The most recent issues of Right Whale News (Volume 25; Number 4) and the 2017 right whale status Report Card are sobering to say the least. The litany of bad news for North Atlantic right whales is relentless. Continue reading “Right Whales Slide Toward Extinction”
As of October, the number of dead right whales found in the Gulf of St. Lawrence has risen to twelve, including four females. An additional three have been found in U.S. waters. At least six were hit by ships and at least one entangled in crab-fishing gear.
For those interested, the full Incident Report is available here:
See my previous posts on this:
Seven North Atlantic right whales (Eubalaena glacialis) have been found dead in the Gulf of St. Lawrence in the last month. Two probably from being hit by ships and one from entanglement in fishing gear. The cause of death in the other four is not known at this time. Continue reading “At Least 3 of 7 Dead Right Whales Due to Humans”
Contemplative ecology is founded upon an encounter with a realm that is difficult to talk about, the core realm of the contemplative life: the realm of emptiness or silence or stillness or nothingness. Continue reading “Emptiness Is the Immeasurable”
The following is a modified version of the final part of the post The Whole World Is Sacred. I am reposting that part because it is a good summary of what I am trying to communicate.
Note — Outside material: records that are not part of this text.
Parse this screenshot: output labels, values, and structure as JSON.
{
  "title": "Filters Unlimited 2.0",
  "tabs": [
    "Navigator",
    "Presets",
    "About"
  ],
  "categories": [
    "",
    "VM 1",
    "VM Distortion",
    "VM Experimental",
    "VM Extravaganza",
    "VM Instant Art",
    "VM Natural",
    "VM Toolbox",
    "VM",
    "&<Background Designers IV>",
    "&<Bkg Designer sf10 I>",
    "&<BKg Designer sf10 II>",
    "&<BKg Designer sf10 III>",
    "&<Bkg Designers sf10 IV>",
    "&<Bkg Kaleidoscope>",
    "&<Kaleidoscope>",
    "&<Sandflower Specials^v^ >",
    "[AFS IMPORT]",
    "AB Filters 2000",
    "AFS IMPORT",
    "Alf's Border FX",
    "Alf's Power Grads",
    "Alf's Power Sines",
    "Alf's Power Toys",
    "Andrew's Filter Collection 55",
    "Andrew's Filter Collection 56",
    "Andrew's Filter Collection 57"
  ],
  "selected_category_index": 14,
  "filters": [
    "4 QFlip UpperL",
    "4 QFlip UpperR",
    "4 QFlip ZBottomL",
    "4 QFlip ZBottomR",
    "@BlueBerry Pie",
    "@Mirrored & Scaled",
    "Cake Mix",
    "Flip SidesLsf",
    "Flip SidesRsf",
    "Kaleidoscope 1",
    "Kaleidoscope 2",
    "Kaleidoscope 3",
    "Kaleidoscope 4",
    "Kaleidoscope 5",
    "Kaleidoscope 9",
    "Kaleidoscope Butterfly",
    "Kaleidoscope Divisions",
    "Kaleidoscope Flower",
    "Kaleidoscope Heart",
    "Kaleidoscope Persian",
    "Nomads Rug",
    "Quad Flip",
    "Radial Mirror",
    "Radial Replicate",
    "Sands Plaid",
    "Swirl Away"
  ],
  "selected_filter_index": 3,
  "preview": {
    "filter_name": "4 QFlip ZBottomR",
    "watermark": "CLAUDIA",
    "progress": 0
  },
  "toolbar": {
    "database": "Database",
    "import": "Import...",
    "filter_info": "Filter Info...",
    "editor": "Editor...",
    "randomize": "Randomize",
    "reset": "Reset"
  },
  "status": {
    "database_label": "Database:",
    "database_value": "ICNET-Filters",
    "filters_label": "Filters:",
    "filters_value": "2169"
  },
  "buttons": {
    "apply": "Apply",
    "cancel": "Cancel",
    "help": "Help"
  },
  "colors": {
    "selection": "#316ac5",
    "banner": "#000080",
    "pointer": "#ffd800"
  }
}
The human presence on Earth has become so dysfunctional; our ways of living and working, of growing and catching food, of making things, of gathering the resources to make things, and our ways of disposing of those things are so fundamentally out of harmony with natural, life-giving processes, and so destructive to the basis of life, that we must be utterly changed, inwardly and outwardly, in our sense of identity and in the structures of our societies. New technologies and a few policy changes are insufficient and often merely perpetuate the problem in a new form. Continue reading “We Need an Ecological Spiritual Revolution”